"We are treating 25 people with extremely serious injuries," a doctor from Ibn al-Nafis hospital said.
Afterwards, Iraq's Sunni parliamentary speaker described the attackers as "outlaws and without a religion", and called upon all armed groups to observe a truce for two months.
In a statement, Mahmud Mashhadani said: "This massacre shows that those terror groups are endeavouring to create chaos and killing, beside arousing sectarianism in the country.
"Security forces will track down those criminals and arrest them and take them to justice to get the punishment they deserve."
|Doctors tend the casualties of Tuesday's|
bombings in Baghdad's Tayran Square
Many Iraqis doubt, however, the security forces' ability to halt the country's rapid slide into lawlessness.
Baghdad is currently the scene of a cycle of revenge attacks between Sunni and Shia groups, with the use of car bombs increasing.
The UN estimates that more than 100 Iraqis are being killed across the country every day, many from sectarian-related attacks.
In other violence, an Iraqi cameraman working with Associated Press Television Network (APTN) was shot dead in the northern city of Mosul Tuesday.
"The AP has received word that an APTN cameraman in Mosul, Aswan Ahmed Lutfallah was killed today by gunfire in the city," Robert Reid, an AP correspondent in Baghdad, said in a statement.
"Aswan leaves a wife and two children and worked for APTN in Mosul since 2005, we are stunned and saddened by this news."
At least 127 journalists and media workers have been killed across Iraq since March 2003 according to the Committee to Protect Journalists.
Elsewhere five people were killed while police found 13 bodies in Baquba, northeast of Baghdad.
Also on Tuesday, a bomb exploded at the golden-domed mosque in Samarra, the site of a February bomb attack that sparked nationwide civil strife. It caused minimal damage, the US military said.

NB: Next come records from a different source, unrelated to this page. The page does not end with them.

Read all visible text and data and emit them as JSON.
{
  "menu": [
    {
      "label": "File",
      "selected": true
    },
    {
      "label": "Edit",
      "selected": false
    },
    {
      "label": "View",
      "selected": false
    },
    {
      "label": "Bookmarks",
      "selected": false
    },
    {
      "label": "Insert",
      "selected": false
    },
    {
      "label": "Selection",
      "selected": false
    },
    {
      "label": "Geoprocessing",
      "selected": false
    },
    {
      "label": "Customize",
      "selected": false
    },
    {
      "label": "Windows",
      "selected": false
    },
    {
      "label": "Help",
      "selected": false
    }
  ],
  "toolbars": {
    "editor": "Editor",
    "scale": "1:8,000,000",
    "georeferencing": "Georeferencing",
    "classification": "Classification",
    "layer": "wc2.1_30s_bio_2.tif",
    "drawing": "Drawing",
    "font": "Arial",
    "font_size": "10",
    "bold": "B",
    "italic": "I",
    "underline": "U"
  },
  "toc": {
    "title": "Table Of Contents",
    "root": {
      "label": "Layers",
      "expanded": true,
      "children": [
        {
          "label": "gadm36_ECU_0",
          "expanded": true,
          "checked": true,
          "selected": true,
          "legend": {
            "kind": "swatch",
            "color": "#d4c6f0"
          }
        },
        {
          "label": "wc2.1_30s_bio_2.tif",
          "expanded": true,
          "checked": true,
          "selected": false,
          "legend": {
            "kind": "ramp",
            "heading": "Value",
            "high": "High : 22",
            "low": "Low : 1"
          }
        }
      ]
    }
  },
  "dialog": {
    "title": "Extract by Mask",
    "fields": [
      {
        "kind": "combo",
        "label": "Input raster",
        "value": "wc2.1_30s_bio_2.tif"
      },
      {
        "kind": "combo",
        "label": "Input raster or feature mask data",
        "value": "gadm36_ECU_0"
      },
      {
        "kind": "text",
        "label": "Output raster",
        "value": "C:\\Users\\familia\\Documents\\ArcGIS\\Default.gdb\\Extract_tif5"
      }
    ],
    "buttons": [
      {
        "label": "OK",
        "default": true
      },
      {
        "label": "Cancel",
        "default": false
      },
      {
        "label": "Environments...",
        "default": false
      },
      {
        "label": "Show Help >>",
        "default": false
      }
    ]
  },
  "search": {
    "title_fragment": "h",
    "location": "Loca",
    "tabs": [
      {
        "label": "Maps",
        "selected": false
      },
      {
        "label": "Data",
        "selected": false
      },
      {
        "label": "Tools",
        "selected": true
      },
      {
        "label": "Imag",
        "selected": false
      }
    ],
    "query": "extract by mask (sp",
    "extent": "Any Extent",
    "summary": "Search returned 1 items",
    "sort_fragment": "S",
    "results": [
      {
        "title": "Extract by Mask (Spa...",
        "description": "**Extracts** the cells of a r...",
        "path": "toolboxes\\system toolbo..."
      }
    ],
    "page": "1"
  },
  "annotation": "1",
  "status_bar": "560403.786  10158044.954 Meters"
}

Peter Chiarelli, America's outgoing number two commander in Iraq, said on Tuesday that curbing unemployment and improving services would help to reduce the violence in the country and that military muscle cannot win the war alone.
He said: "We don't have to drive unemployment down to 4 per cent like in the United States, that's not what I am talking about. We don't have to have 24 hours of electricity in Baghdad.
"But if we can increase the power in Baghdad back to 12 hours a day, it would be huge."
With reduced unemployment and fewer power cuts, he said: "I think we will see things here change in ways that are hard to believe right now when you see the level of violence out there."